Q: What are some of the bad habits lawyers take with them when they change jobs?
A: If they are procrastinators or perfectionists at one job, they tend to be so at the next. If they strive for indispensability and thus set expectations that can’t be sustained, they’ll likely do the same going forward. If they have friction with the support staff, or are mad midnight emailers to lawyers their junior, they’ll tend to recreate unpleasant working relationships elsewhere.
Lawyers need to be aware of their bad habits, understand the ramifications, and consciously choose to work to break those habits. None of that is easy and, at a new job where they are trying to acclimate and impress from the outset, it is particularly hard.

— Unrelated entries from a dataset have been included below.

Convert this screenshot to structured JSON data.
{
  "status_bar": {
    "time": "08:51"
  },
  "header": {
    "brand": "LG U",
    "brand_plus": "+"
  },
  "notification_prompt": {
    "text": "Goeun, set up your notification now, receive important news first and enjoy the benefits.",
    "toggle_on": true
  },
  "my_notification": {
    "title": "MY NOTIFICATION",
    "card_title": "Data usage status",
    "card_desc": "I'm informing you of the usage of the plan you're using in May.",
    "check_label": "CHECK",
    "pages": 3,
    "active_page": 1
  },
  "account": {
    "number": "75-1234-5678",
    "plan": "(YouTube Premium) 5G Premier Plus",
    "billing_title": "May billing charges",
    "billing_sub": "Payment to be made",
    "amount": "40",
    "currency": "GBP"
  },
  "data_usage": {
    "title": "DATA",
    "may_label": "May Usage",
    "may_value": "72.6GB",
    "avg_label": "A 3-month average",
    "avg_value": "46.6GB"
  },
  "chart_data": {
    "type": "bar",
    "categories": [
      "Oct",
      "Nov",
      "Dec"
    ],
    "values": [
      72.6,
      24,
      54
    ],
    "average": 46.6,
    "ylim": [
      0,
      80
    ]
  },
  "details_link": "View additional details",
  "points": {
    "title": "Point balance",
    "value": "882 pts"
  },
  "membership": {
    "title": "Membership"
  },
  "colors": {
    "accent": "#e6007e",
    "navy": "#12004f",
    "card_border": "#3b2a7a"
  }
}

If you have bad habits, try to set new patterns in the job you have; if you find people won’t let you change your ways–for example, when it has suited them that you regularly come in so early and always stay so late–and you do decide to change jobs, you should make a concrete plan for new habits, stick to it for a month straight, no matter how hard that will be, and then evaluate whether you want to extend or revise the plan. By then, you may have broken the habits, and if the new ways are actually working better, it won’t be as hard to avoid lapsing back into old patterns.